WORK REQUIRED =>
Set down every entry once more, exactly as it appears.

[Excerpts from an interface dataset]

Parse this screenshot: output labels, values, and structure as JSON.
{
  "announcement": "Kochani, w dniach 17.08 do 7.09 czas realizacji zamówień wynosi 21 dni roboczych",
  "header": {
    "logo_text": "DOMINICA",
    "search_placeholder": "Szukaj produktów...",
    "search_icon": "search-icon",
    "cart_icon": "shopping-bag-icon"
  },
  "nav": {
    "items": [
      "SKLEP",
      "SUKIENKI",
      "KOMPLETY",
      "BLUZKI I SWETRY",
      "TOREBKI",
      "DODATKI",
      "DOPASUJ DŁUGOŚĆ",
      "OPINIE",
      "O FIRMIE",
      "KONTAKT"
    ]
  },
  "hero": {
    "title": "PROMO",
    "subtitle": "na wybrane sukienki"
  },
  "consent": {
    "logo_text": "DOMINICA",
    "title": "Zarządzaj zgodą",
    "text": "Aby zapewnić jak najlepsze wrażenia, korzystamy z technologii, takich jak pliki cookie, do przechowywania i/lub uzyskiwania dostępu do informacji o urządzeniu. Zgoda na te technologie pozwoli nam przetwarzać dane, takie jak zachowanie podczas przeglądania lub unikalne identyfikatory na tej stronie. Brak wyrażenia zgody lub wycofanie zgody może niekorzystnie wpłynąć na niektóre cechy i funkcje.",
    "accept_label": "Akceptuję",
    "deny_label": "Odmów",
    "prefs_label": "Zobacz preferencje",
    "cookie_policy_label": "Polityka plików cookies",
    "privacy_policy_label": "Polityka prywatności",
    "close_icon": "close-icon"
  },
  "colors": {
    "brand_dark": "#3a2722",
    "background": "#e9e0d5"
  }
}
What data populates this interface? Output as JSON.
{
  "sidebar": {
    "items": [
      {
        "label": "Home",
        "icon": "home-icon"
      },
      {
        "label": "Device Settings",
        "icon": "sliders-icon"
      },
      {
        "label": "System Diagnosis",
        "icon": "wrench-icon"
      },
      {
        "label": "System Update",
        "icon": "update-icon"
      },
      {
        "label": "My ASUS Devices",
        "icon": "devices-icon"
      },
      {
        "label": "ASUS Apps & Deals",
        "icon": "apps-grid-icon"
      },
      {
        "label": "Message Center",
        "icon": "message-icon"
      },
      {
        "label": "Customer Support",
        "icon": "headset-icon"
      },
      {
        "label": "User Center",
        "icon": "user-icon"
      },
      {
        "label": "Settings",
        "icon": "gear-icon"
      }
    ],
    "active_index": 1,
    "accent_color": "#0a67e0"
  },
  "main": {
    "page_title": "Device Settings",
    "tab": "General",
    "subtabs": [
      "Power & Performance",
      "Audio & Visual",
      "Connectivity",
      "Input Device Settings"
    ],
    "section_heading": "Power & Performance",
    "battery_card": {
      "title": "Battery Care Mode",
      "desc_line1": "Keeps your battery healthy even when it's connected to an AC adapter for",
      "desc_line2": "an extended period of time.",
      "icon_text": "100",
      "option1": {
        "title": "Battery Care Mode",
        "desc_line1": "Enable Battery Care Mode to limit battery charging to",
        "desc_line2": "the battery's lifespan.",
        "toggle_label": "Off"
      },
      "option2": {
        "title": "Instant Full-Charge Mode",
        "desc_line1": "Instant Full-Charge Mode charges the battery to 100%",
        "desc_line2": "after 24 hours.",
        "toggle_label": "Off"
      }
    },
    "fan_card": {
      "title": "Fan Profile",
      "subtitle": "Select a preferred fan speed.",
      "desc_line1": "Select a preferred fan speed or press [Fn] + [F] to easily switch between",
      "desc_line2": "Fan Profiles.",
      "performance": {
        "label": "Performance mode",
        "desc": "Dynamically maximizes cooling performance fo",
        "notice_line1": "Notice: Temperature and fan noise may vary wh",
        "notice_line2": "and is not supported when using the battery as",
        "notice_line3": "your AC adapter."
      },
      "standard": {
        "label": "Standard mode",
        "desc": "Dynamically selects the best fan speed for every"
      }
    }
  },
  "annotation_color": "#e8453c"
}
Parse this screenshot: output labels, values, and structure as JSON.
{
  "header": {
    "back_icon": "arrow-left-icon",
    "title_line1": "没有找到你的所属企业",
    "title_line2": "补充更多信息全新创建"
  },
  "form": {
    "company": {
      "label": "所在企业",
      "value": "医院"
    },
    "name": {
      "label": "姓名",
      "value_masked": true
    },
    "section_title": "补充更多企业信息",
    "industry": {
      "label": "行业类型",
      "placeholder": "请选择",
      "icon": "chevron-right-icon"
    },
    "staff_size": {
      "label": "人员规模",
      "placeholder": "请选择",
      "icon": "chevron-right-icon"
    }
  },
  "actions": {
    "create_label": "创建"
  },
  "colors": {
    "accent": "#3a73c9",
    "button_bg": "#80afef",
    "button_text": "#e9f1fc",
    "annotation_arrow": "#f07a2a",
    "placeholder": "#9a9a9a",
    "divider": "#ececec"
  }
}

YOUR RESPONSE =>
Parse this screenshot: output labels, values, and structure as JSON.
{
  "announcement": "Kochani, w dniach 17.08 do 7.09 czas realizacji zamówień wynosi 21 dni roboczych",
  "header": {
    "logo_text": "DOMINICA",
    "search_placeholder": "Szukaj produktów...",
    "search_icon": "search-icon",
    "cart_icon": "shopping-bag-icon"
  },
  "nav": {
    "items": [
      "SKLEP",
      "SUKIENKI",
      "KOMPLETY",
      "BLUZKI I SWETRY",
      "TOREBKI",
      "DODATKI",
      "DOPASUJ DŁUGOŚĆ",
      "OPINIE",
      "O FIRMIE",
      "KONTAKT"
    ]
  },
  "hero": {
    "title": "PROMO",
    "subtitle": "na wybrane sukienki"
  },
  "consent": {
    "logo_text": "DOMINICA",
    "title": "Zarządzaj zgodą",
    "text": "Aby zapewnić jak najlepsze wrażenia, korzystamy z technologii, takich jak pliki cookie, do przechowywania i/lub uzyskiwania dostępu do informacji o urządzeniu. Zgoda na te technologie pozwoli nam przetwarzać dane, takie jak zachowanie podczas przeglądania lub unikalne identyfikatory na tej stronie. Brak wyrażenia zgody lub wycofanie zgody może niekorzystnie wpłynąć na niektóre cechy i funkcje.",
    "accept_label": "Akceptuję",
    "deny_label": "Odmów",
    "prefs_label": "Zobacz preferencje",
    "cookie_policy_label": "Polityka plików cookies",
    "privacy_policy_label": "Polityka prywatności",
    "close_icon": "close-icon"
  },
  "colors": {
    "brand_dark": "#3a2722",
    "background": "#e9e0d5"
  }
}
What data populates this interface? Output as JSON.
{
  "sidebar": {
    "items": [
      {
        "label": "Home",
        "icon": "home-icon"
      },
      {
        "label": "Device Settings",
        "icon": "sliders-icon"
      },
      {
        "label": "System Diagnosis",
        "icon": "wrench-icon"
      },
      {
        "label": "System Update",
        "icon": "update-icon"
      },
      {
        "label": "My ASUS Devices",
        "icon": "devices-icon"
      },
      {
        "label": "ASUS Apps & Deals",
        "icon": "apps-grid-icon"
      },
      {
        "label": "Message Center",
        "icon": "message-icon"
      },
      {
        "label": "Customer Support",
        "icon": "headset-icon"
      },
      {
        "label": "User Center",
        "icon": "user-icon"
      },
      {
        "label": "Settings",
        "icon": "gear-icon"
      }
    ],
    "active_index": 1,
    "accent_color": "#0a67e0"
  },
  "main": {
    "page_title": "Device Settings",
    "tab": "General",
    "subtabs": [
      "Power & Performance",
      "Audio & Visual",
      "Connectivity",
      "Input Device Settings"
    ],
    "section_heading": "Power & Performance",
    "battery_card": {
      "title": "Battery Care Mode",
      "desc_line1": "Keeps your battery healthy even when it's connected to an AC adapter for",
      "desc_line2": "an extended period of time.",
      "icon_text": "100",
      "option1": {
        "title": "Battery Care Mode",
        "desc_line1": "Enable Battery Care Mode to limit battery charging to",
        "desc_line2": "the battery's lifespan.",
        "toggle_label": "Off"
      },
      "option2": {
        "title": "Instant Full-Charge Mode",
        "desc_line1": "Instant Full-Charge Mode charges the battery to 100%",
        "desc_line2": "after 24 hours.",
        "toggle_label": "Off"
      }
    },
    "fan_card": {
      "title": "Fan Profile",
      "subtitle": "Select a preferred fan speed.",
      "desc_line1": "Select a preferred fan speed or press [Fn] + [F] to easily switch between",
      "desc_line2": "Fan Profiles.",
      "performance": {
        "label": "Performance mode",
        "desc": "Dynamically maximizes cooling performance fo",
        "notice_line1": "Notice: Temperature and fan noise may vary wh",
        "notice_line2": "and is not supported when using the battery as",
        "notice_line3": "your AC adapter."
      },
      "standard": {
        "label": "Standard mode",
        "desc": "Dynamically selects the best fan speed for every"
      }
    }
  },
  "annotation_color": "#e8453c"
}
Parse this screenshot: output labels, values, and structure as JSON.
{
  "header": {
    "back_icon": "arrow-left-icon",
    "title_line1": "没有找到你的所属企业",
    "title_line2": "补充更多信息全新创建"
  },
  "form": {
    "company": {
      "label": "所在企业",
      "value": "医院"
    },
    "name": {
      "label": "姓名",
      "value_masked": true
    },
    "section_title": "补充更多企业信息",
    "industry": {
      "label": "行业类型",
      "placeholder": "请选择",
      "icon": "chevron-right-icon"
    },
    "staff_size": {
      "label": "人员规模",
      "placeholder": "请选择",
      "icon": "chevron-right-icon"
    }
  },
  "actions": {
    "create_label": "创建"
  },
  "colors": {
    "accent": "#3a73c9",
    "button_bg": "#80afef",
    "button_text": "#e9f1fc",
    "annotation_arrow": "#f07a2a",
    "placeholder": "#9a9a9a",
    "divider": "#ececec"
  }
}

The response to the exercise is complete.